New Cochrane review informing WHO drowning prevention guideline

In 2019, Cochrane First Aid and its initiator the Centre for Evidence-Based Practice of the Belgian Red Cross were approached by the World Health Organization to develop 2 systematic reviews to support the development of their new guideline on drowning prevention.
The first review, with Cochrane First Aid Director Emmy De Buck as the first author, has now been published in The Cochrane Library. It focuses on the effectiveness of organized day care on reducing drowning accident rates in children under 6 years of age in low- and middle-income countries.
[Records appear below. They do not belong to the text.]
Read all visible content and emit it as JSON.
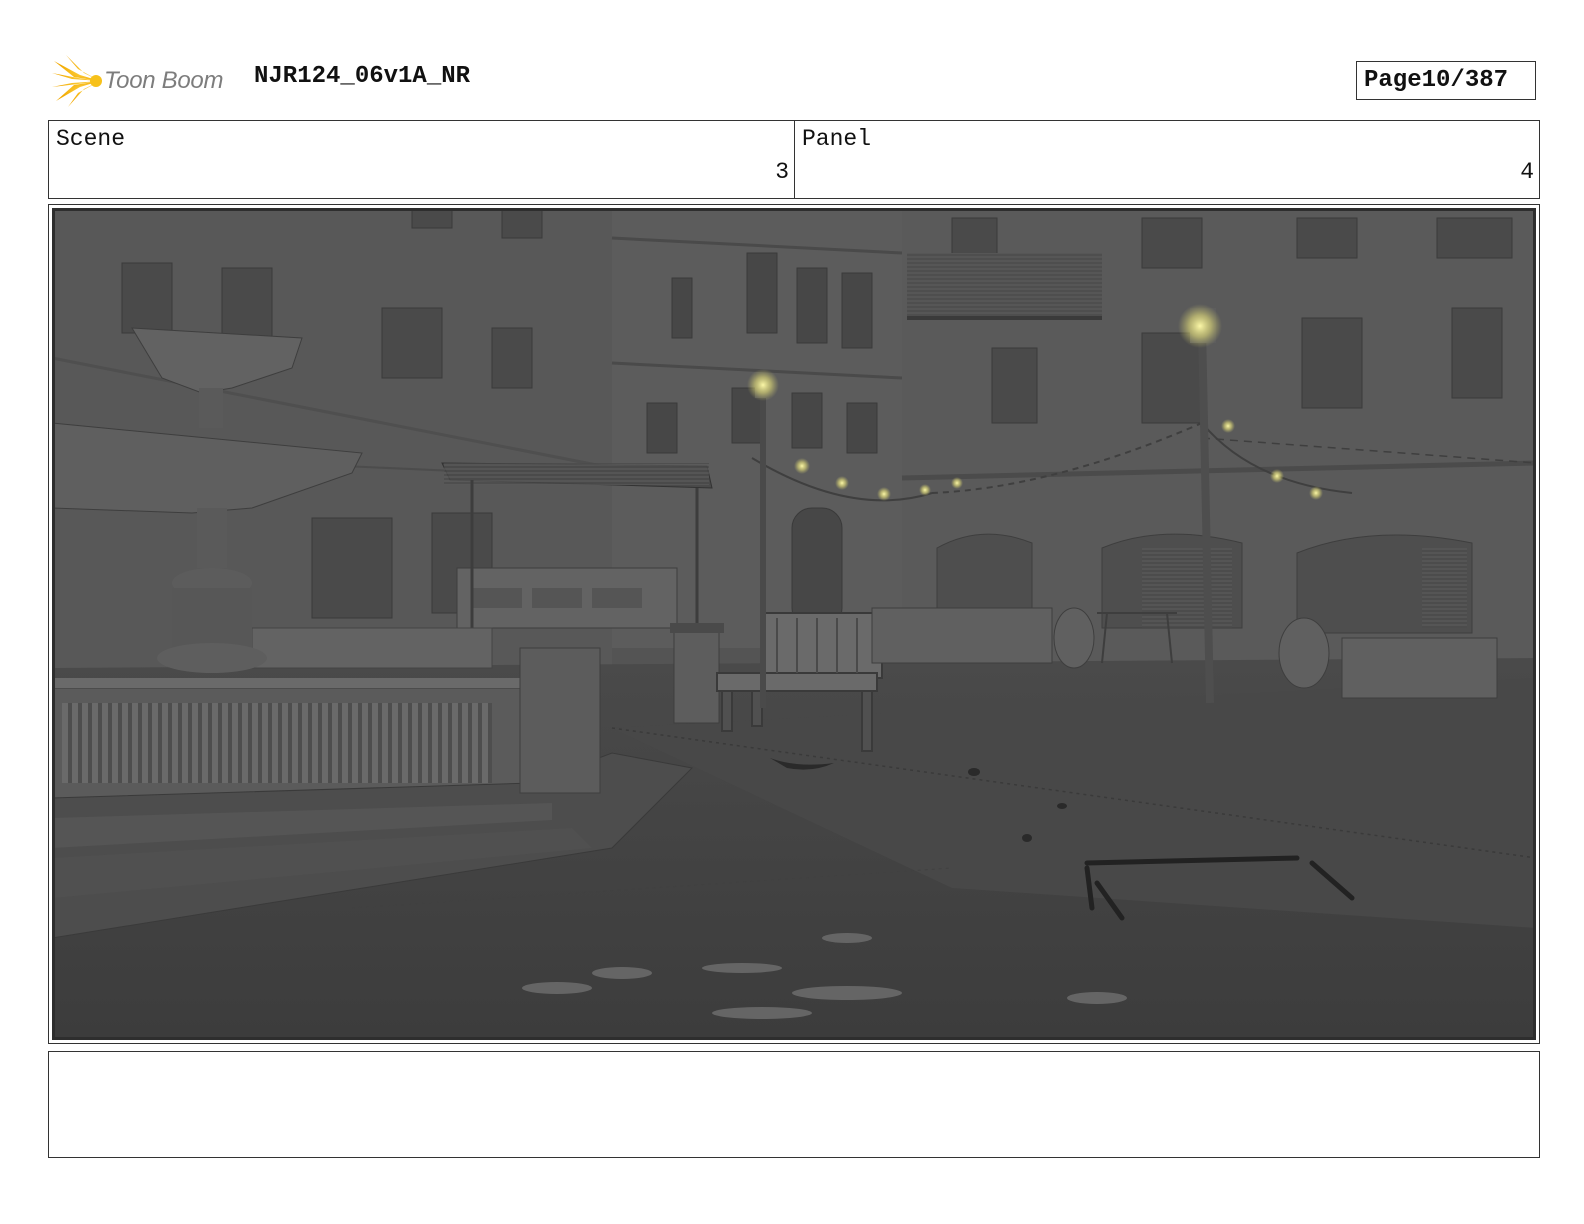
{
  "header": {
    "logo_text": "Toon Boom",
    "logo_icon": "starburst-icon",
    "doc_title": "NJR124_06v1A_NR",
    "page_label": "Page",
    "page_value": "10/387"
  },
  "info": {
    "scene_label": "Scene",
    "scene_value": "3",
    "panel_label": "Panel",
    "panel_value": "4"
  },
  "colors": {
    "logo_accent": "#f5b800",
    "lamp_glow": "#f3ef8a",
    "scene_gray": "#555555"
  }
}
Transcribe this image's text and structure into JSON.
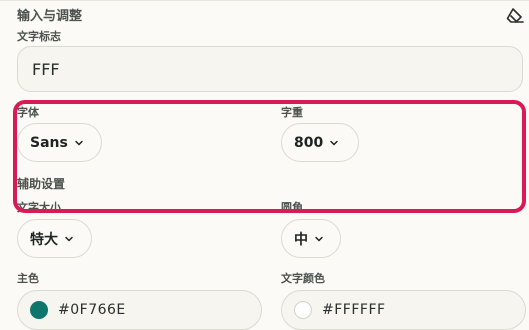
{
  "panel": {
    "title": "输入与调整",
    "eraser_icon": "eraser-icon"
  },
  "text_field": {
    "label": "文字标志",
    "value": "FFF"
  },
  "font": {
    "label": "字体",
    "value": "Sans"
  },
  "weight": {
    "label": "字重",
    "value": "800"
  },
  "auxiliary": {
    "title": "辅助设置"
  },
  "text_size": {
    "label": "文字大小",
    "value": "特大"
  },
  "corner": {
    "label": "圆角",
    "value": "中"
  },
  "primary_color": {
    "label": "主色",
    "value": "#0F766E",
    "swatch": "#0F766E"
  },
  "text_color": {
    "label": "文字颜色",
    "value": "#FFFFFF",
    "swatch": "#FFFFFF"
  },
  "highlight_color": "#d81b55"
}
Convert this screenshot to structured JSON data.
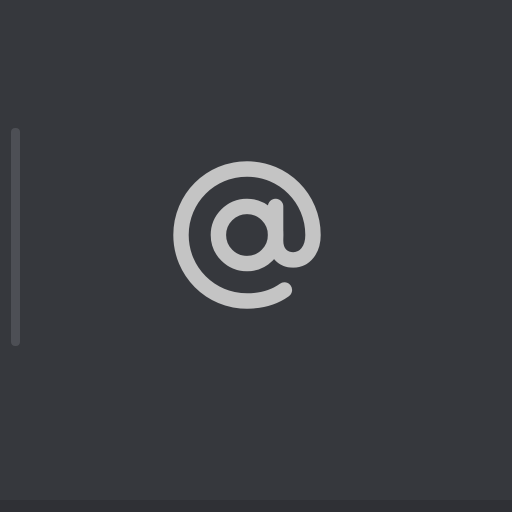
{
  "toolbar": {
    "mention_button": {
      "icon": "at-sign-icon",
      "color": "#c4c4c4"
    },
    "divider_color": "#4d4f55"
  },
  "theme": {
    "background": "#36383d",
    "bottom_strip": "#2f3035"
  }
}
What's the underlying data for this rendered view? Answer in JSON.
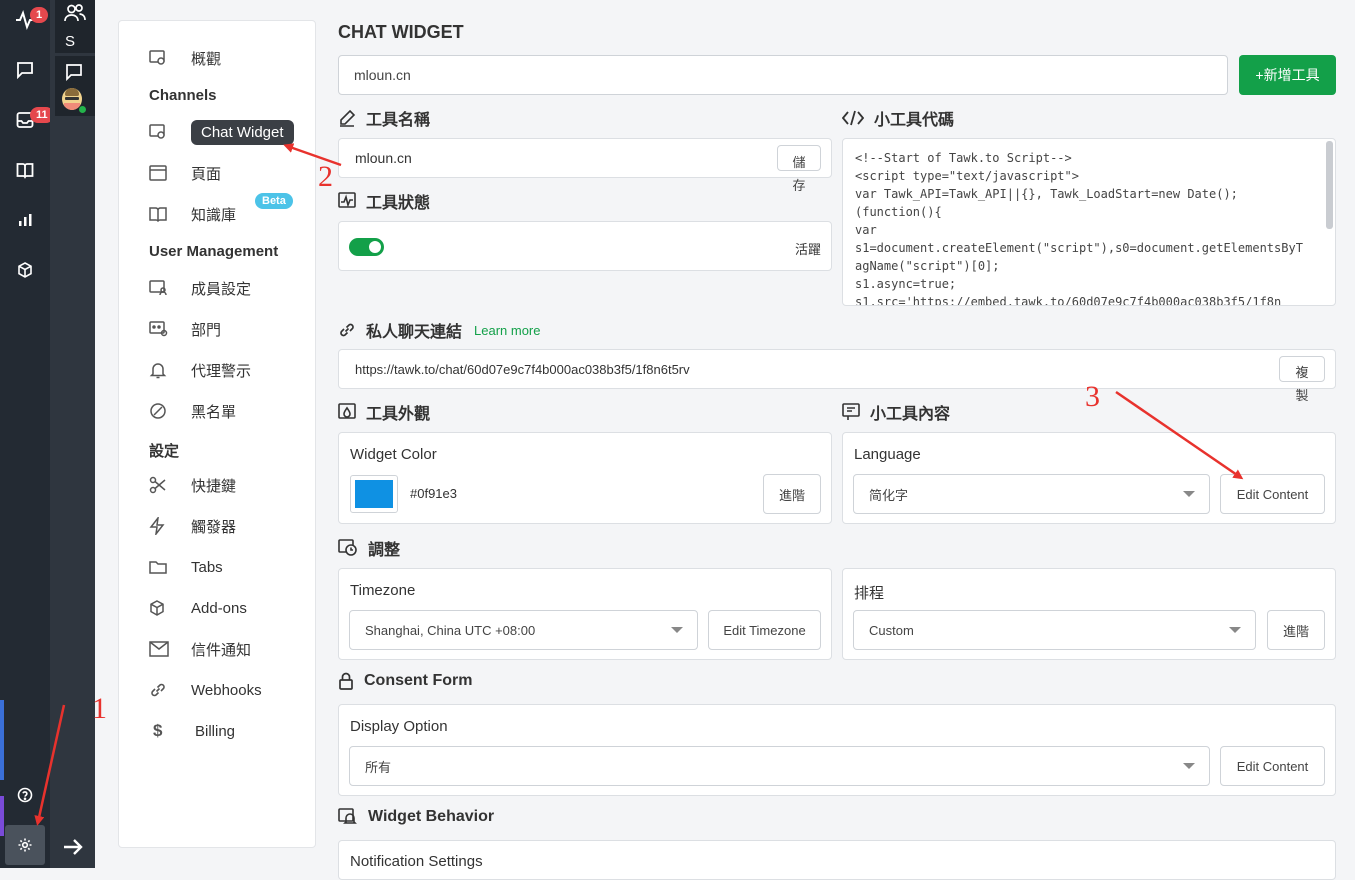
{
  "rail": {
    "activity_badge": "1",
    "inbox_badge": "11",
    "user_initial": "S"
  },
  "nav": {
    "overview": "概觀",
    "channels_heading": "Channels",
    "chat_widget": "Chat Widget",
    "pages": "頁面",
    "knowledge_base": "知識庫",
    "beta": "Beta",
    "user_mgmt_heading": "User Management",
    "members": "成員設定",
    "departments": "部門",
    "agent_alerts": "代理警示",
    "blacklist": "黑名單",
    "settings_heading": "設定",
    "shortcuts": "快捷鍵",
    "triggers": "觸發器",
    "tabs": "Tabs",
    "addons": "Add-ons",
    "email_notify": "信件通知",
    "webhooks": "Webhooks",
    "billing": "Billing"
  },
  "main": {
    "title": "CHAT WIDGET",
    "property_select": "mloun.cn",
    "add_widget_button": "+新增工具",
    "widget_name_label": "工具名稱",
    "widget_name_value": "mloun.cn",
    "save_button": "儲存",
    "widget_status_label": "工具狀態",
    "status_value": "活躍",
    "widget_code_label": "小工具代碼",
    "widget_code": "<!--Start of Tawk.to Script-->\n<script type=\"text/javascript\">\nvar Tawk_API=Tawk_API||{}, Tawk_LoadStart=new Date();\n(function(){\nvar\ns1=document.createElement(\"script\"),s0=document.getElementsByTagName(\"script\")[0];\ns1.async=true;\ns1.src='https://embed.tawk.to/60d07e9c7f4b000ac038b3f5/1f8n",
    "direct_link_label": "私人聊天連結",
    "learn_more": "Learn more",
    "direct_link_value": "https://tawk.to/chat/60d07e9c7f4b000ac038b3f5/1f8n6t5rv",
    "copy_button": "複製",
    "appearance_label": "工具外觀",
    "widget_color_label": "Widget Color",
    "widget_color_hex": "#0f91e3",
    "advanced_button": "進階",
    "content_label": "小工具內容",
    "language_label": "Language",
    "language_value": "简化字",
    "edit_content_button": "Edit Content",
    "adjust_label": "調整",
    "timezone_label": "Timezone",
    "timezone_value": "Shanghai, China UTC +08:00",
    "edit_timezone_button": "Edit Timezone",
    "schedule_label": "排程",
    "schedule_value": "Custom",
    "advanced_button2": "進階",
    "consent_label": "Consent Form",
    "display_option_label": "Display Option",
    "display_option_value": "所有",
    "edit_content_button2": "Edit Content",
    "behavior_label": "Widget Behavior",
    "notification_settings_label": "Notification Settings"
  },
  "annotations": {
    "n1": "1",
    "n2": "2",
    "n3": "3"
  },
  "colors": {
    "accent_green": "#13a049",
    "swatch": "#0f91e3",
    "annotation_red": "#e8322d"
  }
}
The systematic review team searched multiple databases, trial registries and websites for randomized, quasi-randomized and non-randomized controlled studies investigating the effectiveness of formal day care programs. Two studies performed in rural Bangladesh involving 252 631 children were identified.
The review found that a day care program for children under 6 years of age, combined with parent education, playpens provided to parents and community-based education, probably reduces the risk of death by drowning, compared with no day care program (moderate-certainty evidence). Providing a day care program and the additional activities was cheaper than the cost of every year lost to illness, disability, or early death by drowning. The evidence is uncertain about the effects of a day care program when compared with playpens provided to parents, and about the effects of a day care program combined with playpens for parents when compared with playpens alone (very low-certainty evidence). Neither study reported results on non‐fatal drowning accidents, unsafe water exposure, the safety of the program, or other accidental injuries.

The focus of the second review was the impact of swimming skills training and water safety education programs on drowning incidents, and publication will follow soon.
The findings of these systematic reviews were used to inform a WHO Guideline Development Group meeting in May 2020, where the GRADE Evidence-to-Decision framework was used to balance desirable and undesirable effects of the day care programs. The final WHO drowning prevention guideline will soon be available.